[[ Material supplied, beginning ]]

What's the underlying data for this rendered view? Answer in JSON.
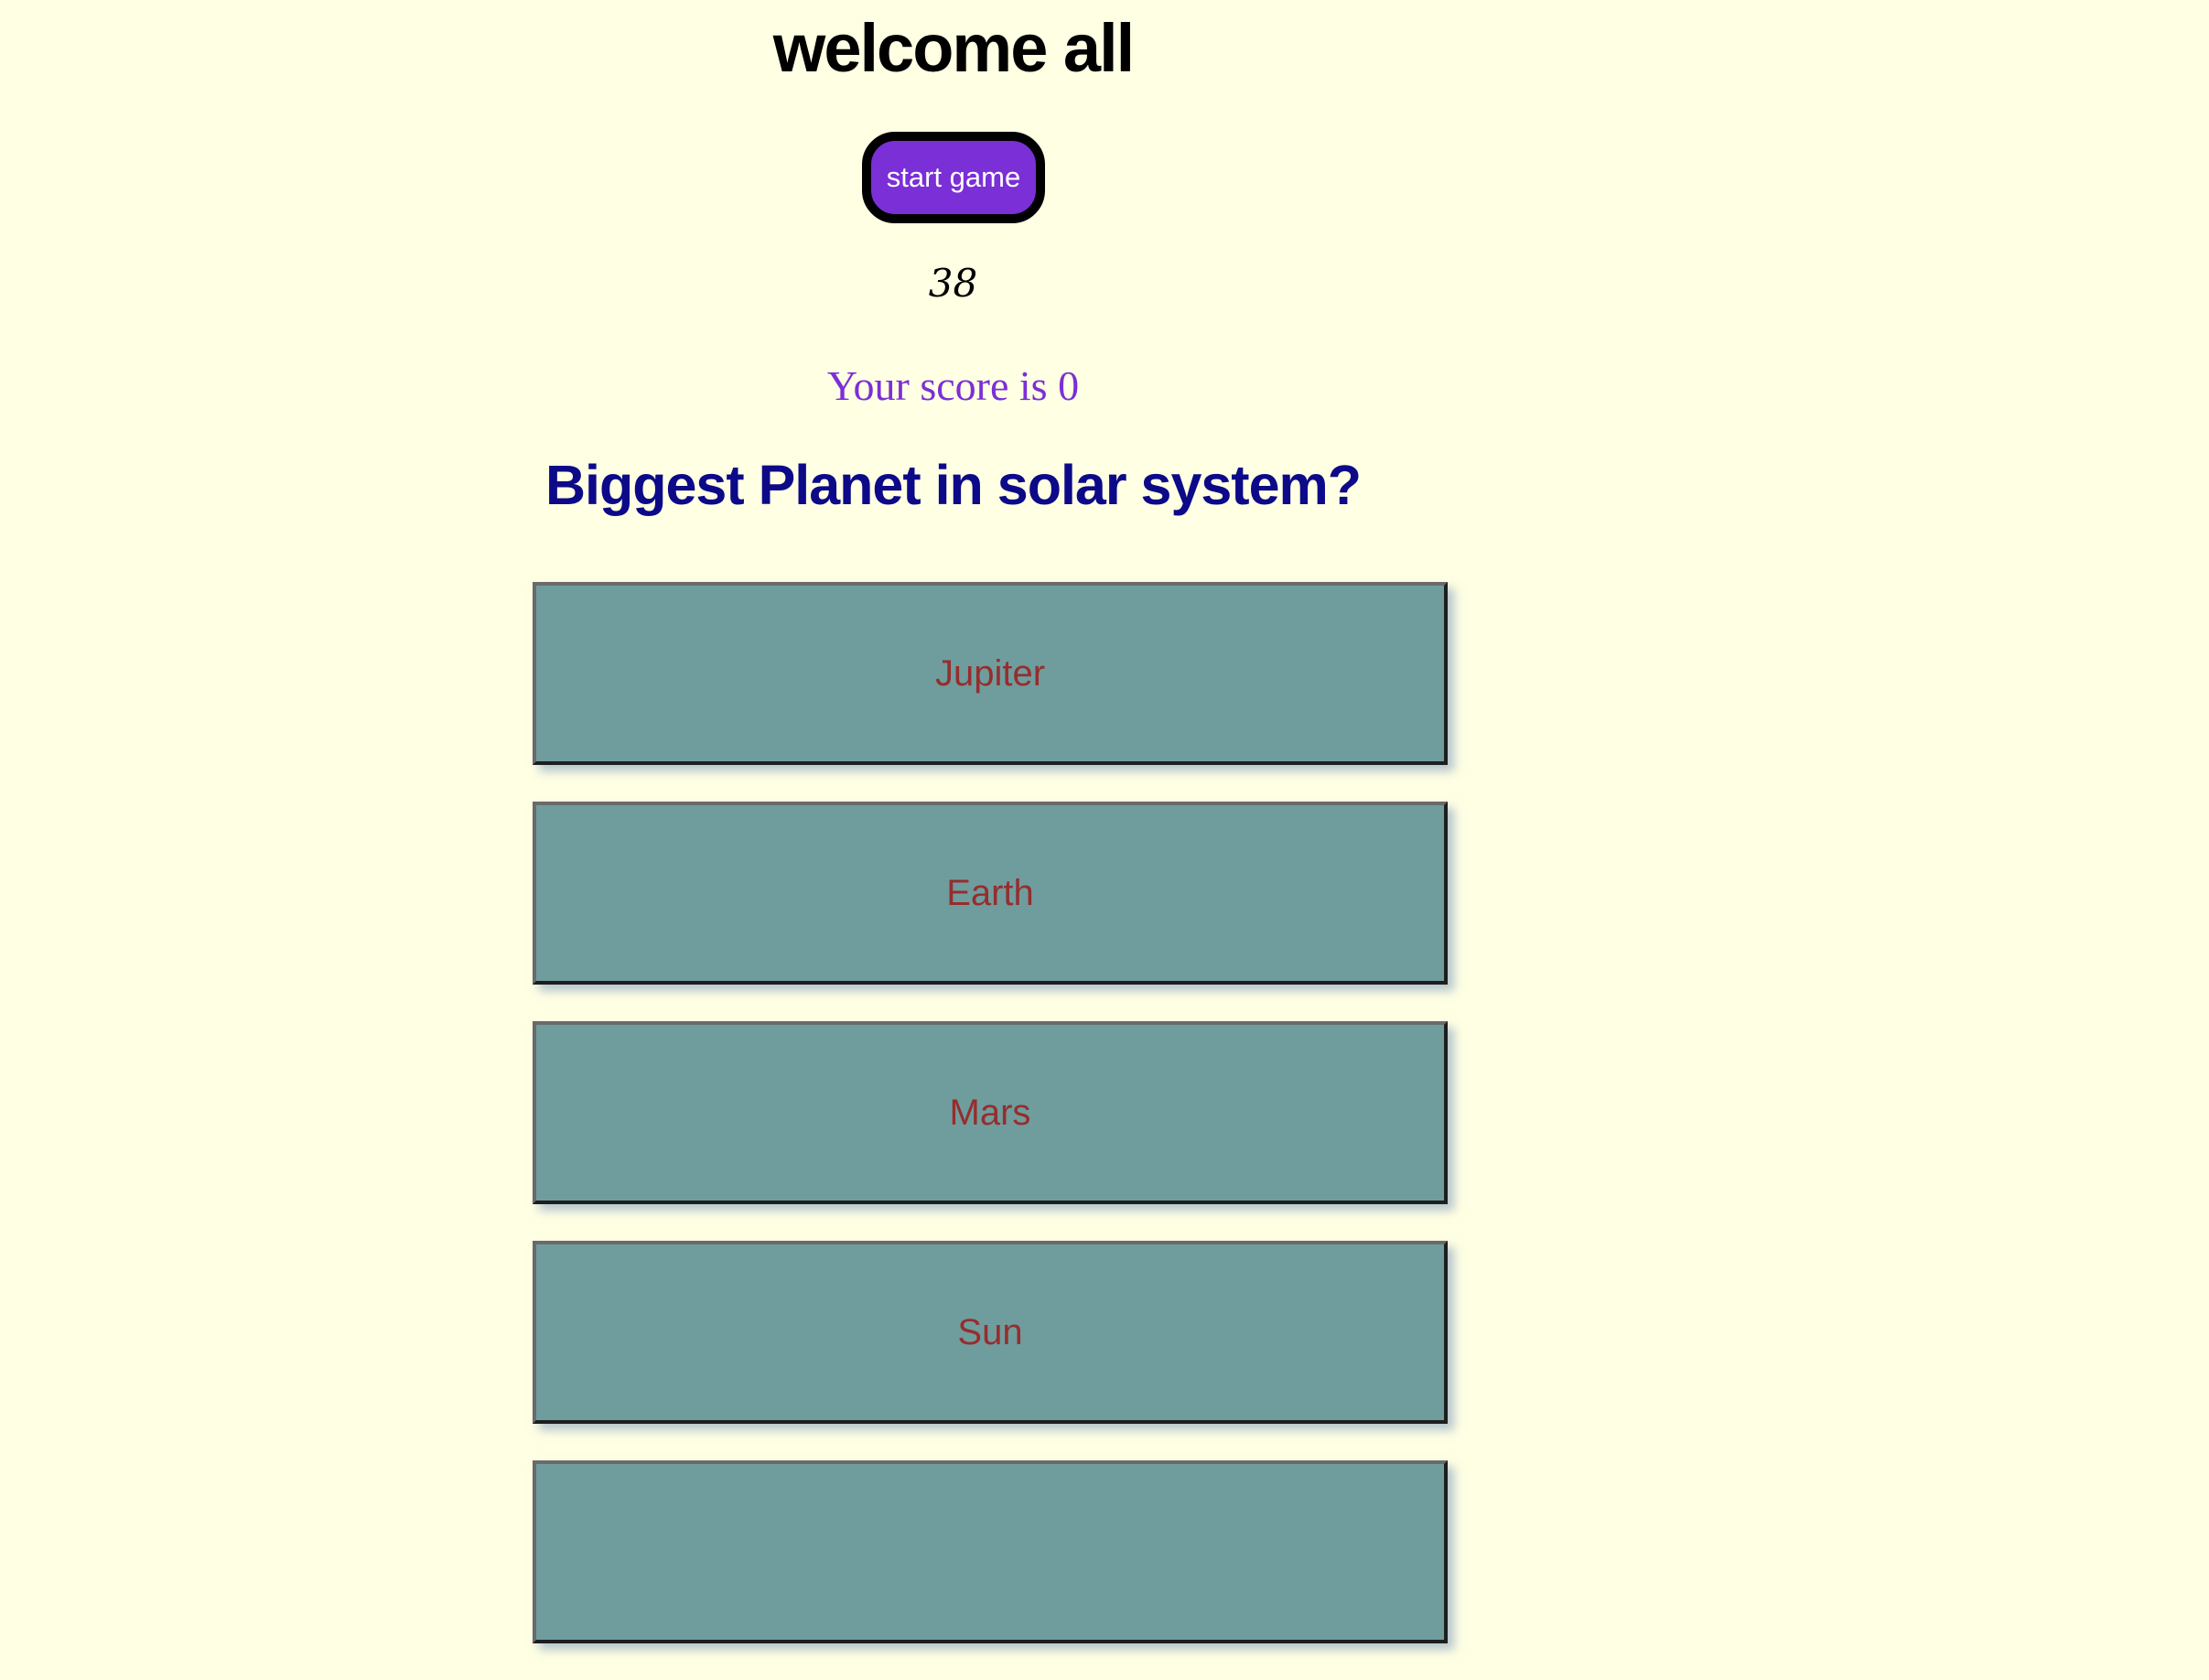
{
  "header": {
    "title": "welcome all"
  },
  "controls": {
    "start_label": "start game"
  },
  "timer": {
    "value": "38"
  },
  "score": {
    "text": "Your score is 0"
  },
  "quiz": {
    "question": "Biggest Planet in solar system?",
    "options": [
      {
        "label": "Jupiter"
      },
      {
        "label": "Earth"
      },
      {
        "label": "Mars"
      },
      {
        "label": "Sun"
      },
      {
        "label": ""
      }
    ]
  },
  "colors": {
    "background": "#ffffe3",
    "accent": "#7b2fd6",
    "question": "#0c0a88",
    "option_bg": "#6f9d9e",
    "option_text": "#962d2d"
  }
}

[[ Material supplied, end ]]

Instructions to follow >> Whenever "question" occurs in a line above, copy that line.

Expected answer >>
    "question": "Biggest Planet in solar system?",
    "question": "#0c0a88",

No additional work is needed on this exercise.